The Return of the Soldier is an interesting read for several reasons, not least because it is a female authored book about the very male topic of the shell shock that often resulted from World War One. It's stylistic, and overly simplistic in places, and yet despite this it is extremely effective in showing the difficulties in coming to terms with the personal effects of the war.
At the beginning of the novella, I had little sympathy for any of the female characters involved. They seemed to be deceitful and dishonest with each other, and their idea of what Chris was before the war seemed far more important to them than the relationships they should have built between each other. The narrative voice at the start seems to give little away, but over the course of the book, grey areas creep in, and the reasonings behind the characters acting in the way they do become clear.

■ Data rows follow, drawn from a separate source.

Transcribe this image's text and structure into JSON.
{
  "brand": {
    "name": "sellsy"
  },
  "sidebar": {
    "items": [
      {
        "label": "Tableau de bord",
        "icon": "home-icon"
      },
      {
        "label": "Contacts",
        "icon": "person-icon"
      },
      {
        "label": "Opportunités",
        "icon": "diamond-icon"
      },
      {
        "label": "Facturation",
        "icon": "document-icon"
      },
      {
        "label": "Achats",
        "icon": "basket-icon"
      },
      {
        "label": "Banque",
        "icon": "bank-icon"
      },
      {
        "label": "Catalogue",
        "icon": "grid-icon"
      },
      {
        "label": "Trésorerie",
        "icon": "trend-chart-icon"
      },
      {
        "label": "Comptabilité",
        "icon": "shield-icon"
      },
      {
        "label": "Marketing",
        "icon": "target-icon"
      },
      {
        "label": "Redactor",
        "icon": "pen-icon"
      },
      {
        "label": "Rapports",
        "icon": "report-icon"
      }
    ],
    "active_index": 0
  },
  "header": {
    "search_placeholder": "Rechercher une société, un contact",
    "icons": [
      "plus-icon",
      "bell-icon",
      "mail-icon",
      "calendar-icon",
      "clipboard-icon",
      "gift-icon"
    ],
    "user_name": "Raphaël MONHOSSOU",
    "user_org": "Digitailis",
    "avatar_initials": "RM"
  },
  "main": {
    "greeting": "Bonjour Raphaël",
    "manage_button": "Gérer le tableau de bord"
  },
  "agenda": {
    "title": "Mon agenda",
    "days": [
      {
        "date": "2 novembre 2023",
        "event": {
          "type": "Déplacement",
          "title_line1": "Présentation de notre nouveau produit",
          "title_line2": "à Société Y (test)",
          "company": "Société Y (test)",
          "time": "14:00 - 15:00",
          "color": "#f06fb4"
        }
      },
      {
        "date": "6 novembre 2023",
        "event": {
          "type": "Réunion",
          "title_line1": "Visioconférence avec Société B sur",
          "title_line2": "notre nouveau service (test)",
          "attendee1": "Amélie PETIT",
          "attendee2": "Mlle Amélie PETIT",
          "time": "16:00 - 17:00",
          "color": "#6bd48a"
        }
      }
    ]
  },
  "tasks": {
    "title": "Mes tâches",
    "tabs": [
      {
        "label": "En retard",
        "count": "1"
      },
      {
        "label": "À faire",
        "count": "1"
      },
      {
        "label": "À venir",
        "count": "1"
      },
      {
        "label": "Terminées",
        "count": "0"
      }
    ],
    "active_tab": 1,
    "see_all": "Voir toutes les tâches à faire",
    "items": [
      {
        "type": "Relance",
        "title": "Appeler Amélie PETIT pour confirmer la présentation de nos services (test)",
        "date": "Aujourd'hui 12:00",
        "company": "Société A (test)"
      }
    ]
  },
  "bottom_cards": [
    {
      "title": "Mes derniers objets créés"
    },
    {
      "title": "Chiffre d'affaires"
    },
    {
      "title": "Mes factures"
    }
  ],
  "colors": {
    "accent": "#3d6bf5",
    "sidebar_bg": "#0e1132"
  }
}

Ultimately, they have to decide between letting the man that they care for so much be happy at their expense, and "curing" him so that he can resume his former duties, both at home and presumably in the war effort.
Graves has never been my favourite of the war poets, but his prose is clever and witty, although dry at times. As an autobiographical account of the trenches of the First World War, this book is invaluable. It was published in 1929 in the explosion of war memoirs from combatants, and is fairly typical in this respect.
One thing that never fails to amaze me about autobiographies from writers, is just how small the literary world is. There are references throughout to household names, both that you may expect, and those that you may not; beyond the other war poets of Sassoon, Owen & co. there are also references to relationships with T. S. Eliot, and T. E. Lawrence, among others.
Graves makes a conscious effort not to tie up ends at the end of the book, for which I am very appreciative. It leaves you to think of him not as a character, but as a man, and most of all as a work in progress.
I would recommend this book to anyone who has an interest in the actual experiences of soldiers in the First World War, but would warn them it can take quite some getting into before you can really begin to enjoy the book.
Because I read this book for university, I was made aware of the controversy caused by the publication, with specific reference to Sassoon's reaction. It's worth looking this up in some detail before you read it, if you should choose to, because it highlights some apparent discrepancies in the text.
This is a very amusing collection of stories from an extremely talented writer.
I would recommend this to anyone, but especially if you've spent any time at university. You'll find yourself cringing along with characters whilst remembering very similar scenarios... and wondering if the writer could ever look anyone who a gave a copy to in the eye afterwards.